- _THE TASK_
Within the material below, count each line holding the string "title" and return the total alone.

□ □ □ □ □ □ □

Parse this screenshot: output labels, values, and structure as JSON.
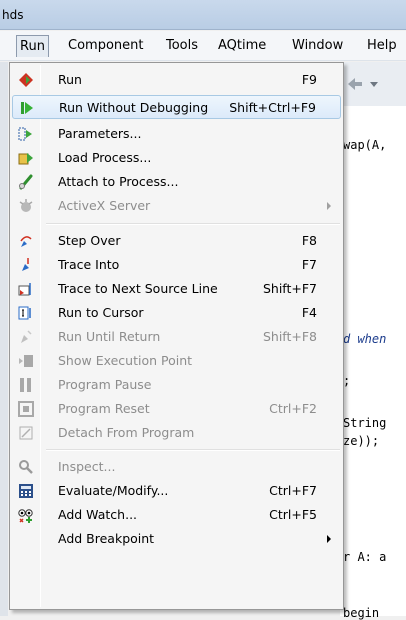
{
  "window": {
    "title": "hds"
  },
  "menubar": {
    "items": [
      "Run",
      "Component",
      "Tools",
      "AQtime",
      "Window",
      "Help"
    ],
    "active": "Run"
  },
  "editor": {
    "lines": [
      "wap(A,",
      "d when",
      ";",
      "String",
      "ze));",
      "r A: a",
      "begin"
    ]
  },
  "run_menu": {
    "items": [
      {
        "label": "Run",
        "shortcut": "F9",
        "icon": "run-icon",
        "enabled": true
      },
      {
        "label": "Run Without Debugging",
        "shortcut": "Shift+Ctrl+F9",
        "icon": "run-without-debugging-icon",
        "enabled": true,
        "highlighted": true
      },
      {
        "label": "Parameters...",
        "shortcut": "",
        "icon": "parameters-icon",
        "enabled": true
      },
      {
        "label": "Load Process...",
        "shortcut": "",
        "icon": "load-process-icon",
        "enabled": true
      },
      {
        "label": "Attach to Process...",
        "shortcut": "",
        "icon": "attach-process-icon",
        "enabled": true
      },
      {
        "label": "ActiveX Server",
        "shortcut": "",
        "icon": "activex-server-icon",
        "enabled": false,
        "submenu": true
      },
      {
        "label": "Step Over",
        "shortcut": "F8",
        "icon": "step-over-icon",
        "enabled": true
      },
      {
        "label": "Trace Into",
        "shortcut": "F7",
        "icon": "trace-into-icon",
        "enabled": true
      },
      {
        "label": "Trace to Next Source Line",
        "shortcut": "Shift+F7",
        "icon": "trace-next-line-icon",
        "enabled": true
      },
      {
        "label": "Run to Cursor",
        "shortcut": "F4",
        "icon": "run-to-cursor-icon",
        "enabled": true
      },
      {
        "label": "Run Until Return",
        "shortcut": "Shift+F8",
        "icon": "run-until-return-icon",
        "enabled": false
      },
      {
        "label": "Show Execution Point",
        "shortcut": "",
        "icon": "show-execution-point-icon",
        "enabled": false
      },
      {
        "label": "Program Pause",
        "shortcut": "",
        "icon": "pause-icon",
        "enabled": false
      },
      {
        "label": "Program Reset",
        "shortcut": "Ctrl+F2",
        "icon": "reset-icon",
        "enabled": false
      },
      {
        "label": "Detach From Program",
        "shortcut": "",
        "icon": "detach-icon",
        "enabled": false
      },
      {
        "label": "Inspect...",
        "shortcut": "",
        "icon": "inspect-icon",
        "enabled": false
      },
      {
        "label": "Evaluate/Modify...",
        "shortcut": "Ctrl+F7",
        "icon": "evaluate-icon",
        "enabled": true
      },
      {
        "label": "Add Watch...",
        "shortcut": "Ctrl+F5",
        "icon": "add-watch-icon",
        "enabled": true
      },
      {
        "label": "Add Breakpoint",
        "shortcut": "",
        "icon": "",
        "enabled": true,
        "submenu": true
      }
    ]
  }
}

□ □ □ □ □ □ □

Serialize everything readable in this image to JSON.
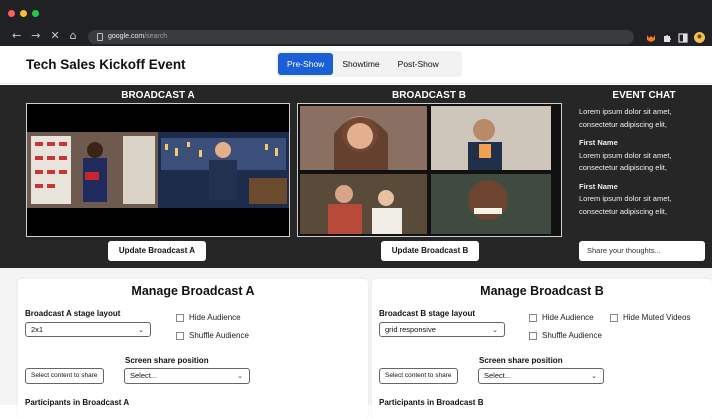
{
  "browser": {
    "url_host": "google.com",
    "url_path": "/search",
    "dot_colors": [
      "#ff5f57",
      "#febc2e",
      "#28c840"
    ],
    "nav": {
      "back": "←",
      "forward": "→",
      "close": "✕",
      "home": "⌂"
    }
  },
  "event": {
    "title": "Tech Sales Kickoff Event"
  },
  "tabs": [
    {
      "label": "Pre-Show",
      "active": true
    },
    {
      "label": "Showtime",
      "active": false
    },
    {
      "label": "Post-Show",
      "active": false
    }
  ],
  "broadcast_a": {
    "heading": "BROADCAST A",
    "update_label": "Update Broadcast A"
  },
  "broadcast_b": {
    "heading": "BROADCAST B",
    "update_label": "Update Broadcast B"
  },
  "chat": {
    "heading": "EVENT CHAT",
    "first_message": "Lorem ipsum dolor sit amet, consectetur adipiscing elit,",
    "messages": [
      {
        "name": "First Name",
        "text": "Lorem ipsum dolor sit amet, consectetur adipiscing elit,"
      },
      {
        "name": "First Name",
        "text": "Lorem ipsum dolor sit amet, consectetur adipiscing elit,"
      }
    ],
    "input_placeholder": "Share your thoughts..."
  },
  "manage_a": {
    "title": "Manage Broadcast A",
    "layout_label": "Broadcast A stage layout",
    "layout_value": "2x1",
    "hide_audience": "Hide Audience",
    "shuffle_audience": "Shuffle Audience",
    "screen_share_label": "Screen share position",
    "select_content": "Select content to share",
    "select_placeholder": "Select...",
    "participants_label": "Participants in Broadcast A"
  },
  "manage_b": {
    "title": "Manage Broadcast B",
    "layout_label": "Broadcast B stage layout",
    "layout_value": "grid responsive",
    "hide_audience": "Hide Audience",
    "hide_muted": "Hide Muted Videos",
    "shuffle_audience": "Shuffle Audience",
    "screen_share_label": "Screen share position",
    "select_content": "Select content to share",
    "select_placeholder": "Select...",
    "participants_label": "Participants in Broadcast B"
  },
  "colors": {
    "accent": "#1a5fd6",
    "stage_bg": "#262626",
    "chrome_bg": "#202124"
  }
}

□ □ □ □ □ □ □

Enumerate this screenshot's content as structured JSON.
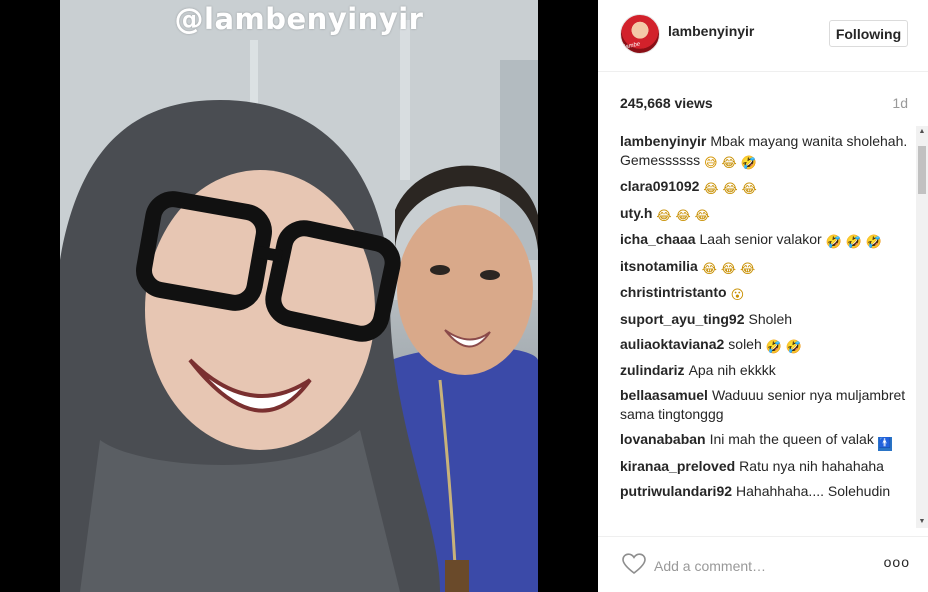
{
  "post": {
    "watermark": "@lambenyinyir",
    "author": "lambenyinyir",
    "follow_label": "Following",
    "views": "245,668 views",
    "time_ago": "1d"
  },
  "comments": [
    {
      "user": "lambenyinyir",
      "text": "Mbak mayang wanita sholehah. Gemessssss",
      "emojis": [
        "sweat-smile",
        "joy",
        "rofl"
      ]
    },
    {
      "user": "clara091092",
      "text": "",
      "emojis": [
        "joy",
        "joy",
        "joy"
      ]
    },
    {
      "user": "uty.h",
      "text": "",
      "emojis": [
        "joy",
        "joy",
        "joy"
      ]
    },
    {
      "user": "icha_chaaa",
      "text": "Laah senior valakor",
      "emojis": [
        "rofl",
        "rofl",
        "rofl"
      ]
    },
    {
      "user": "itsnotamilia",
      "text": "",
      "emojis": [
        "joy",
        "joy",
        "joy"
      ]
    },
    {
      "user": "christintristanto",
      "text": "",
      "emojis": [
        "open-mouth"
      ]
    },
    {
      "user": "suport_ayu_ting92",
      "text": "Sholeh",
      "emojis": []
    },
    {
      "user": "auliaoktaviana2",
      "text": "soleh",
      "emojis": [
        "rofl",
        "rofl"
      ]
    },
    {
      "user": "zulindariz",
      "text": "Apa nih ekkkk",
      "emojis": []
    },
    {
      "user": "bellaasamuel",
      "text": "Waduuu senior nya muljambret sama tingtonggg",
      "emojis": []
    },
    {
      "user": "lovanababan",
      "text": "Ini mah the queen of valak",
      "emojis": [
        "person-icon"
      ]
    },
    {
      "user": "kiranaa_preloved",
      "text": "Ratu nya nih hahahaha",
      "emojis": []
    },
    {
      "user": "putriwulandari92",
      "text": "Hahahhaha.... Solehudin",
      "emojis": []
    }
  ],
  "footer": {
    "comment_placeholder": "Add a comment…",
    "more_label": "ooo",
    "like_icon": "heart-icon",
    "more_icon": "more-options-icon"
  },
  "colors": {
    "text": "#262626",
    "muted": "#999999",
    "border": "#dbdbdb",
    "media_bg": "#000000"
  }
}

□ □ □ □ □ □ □

- _YOUR RESPONSE_
4